is that, when you wake up early and decide to take an early morning cup of tea into the garden before it gets too scorchingly hot to sit out there, you find yourself doing this
instead of enjoying the moment. Meanwhile your tea sits folornly and forgotten on the table. It doesn't taste the same tepid. When you do finally sit down to drink your tepid tea, you find yourself looking at these red hot pokersand wondering what to do with them. They flower for perhaps a fortnight a year, look revolting most of the rest of the time (and not that wonderful when in flower). But, despite being severely pruned, rarely watered, never weeded or de-snailed, they come back bigger and taller every year. I've tried planting lots of things inbetween them (clematis, poppies, strawberries, various green things and assorted floral wotsits) and nothing else survives. Anyone fancy some fairly vigorous pokers?
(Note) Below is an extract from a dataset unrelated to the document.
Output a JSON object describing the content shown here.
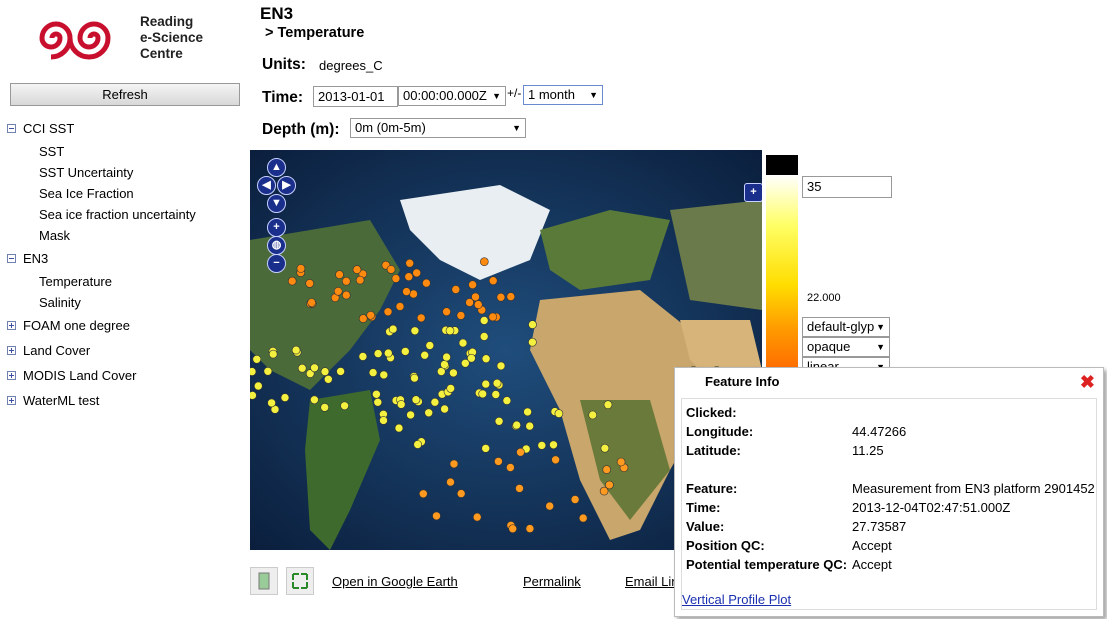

Another problem with gardening, if you are unfamiliar with the fruits of your labour, is that, when weeding, you pull up and destroy a green thing which doesn't look like anything you have planted. And then realise once it has been wrecked beyond the possibility of replanting, that it was in fact the greenery from the bulbs you planted a month ago, and would probably have come into flower shortly. This is why I prefer planting plants; I can generally remember what they look like.
Moral dilemma - if your neighbour's garden consists purely of concrete, old mattresses, and stinging nettles, is it wrong to fling the snails you find in your own garden over the fence?